        ...
    }
}

June 11, 2015

Use YubiKey for 2 Factor Authentication on Ubuntu 14.04

To increase the security for your Google Account you can use 2 factor authentication with SMS. But also you can use YubiKey. To get that to work on Ubuntu 14.04 follow the instruction here http://ihaveagadget.blogspot.se/2014/11/yubico-u2f-key-not-working-in-ubuntu.html.

How to Create a Bootable USB for Linux ISO

Introduction

The most generic way to create a bootable USB with a Linux ISO file, is to use the dd command.

Prerequisite

On RHEL/CentOS/Fedora

# yum install syslinux

On Ubuntu/Debian

$ sudo apt-get install syslinux

Steps

1. Download ISO file

2. Convert your normal ISO file to a hybrid ISO.

# isohybrid /home/magnus/Downloads/ubuntu-12.04.4-desktop-amd64.iso

3. Create a bootable USB.


# dd if=/home/magnus/Downloads/ubuntu-12.04.4-desktop-amd64.iso of=/dev/sdf
1501184+0 records in
1501184+0 records out
768606208 bytes (769 MB) copied, 286.08 s, 2.7 MB/s

NOTE: the device name is without number, e.g. /dev/sdf1.

If you are unsure what the device name is you can e.g. use lsblk.

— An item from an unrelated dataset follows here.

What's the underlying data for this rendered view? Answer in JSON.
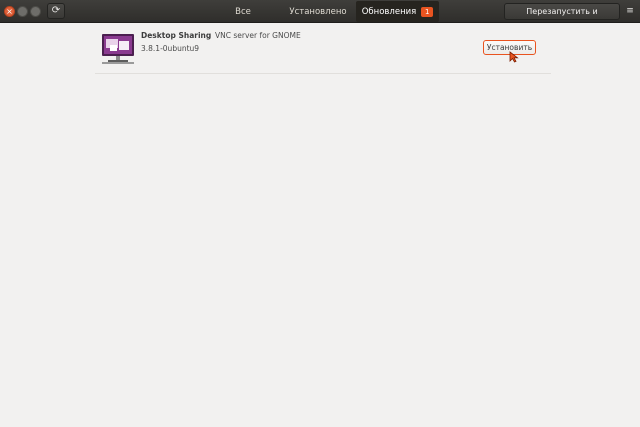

# lsblk
NAME                        MAJ:MIN RM   SIZE RO TYPE MOUNTPOINT
sr0                          11:0    1  1024M  0 rom  
sda                           8:0    0 167.7G  0 disk 
├─sda1                        8:1    0   500M  0 part /boot
└─sda2                        8:2    0 146.5G  0 part 
  ├─vg_rhel6-lv_root (dm-0) 253:0    0   127G  0 lvm  /
  └─vg_rhel6-lv_swap (dm-1) 253:1    0  19.5G  0 lvm  [SWAP]
sdf                           8:80   0   3.7G  0 disk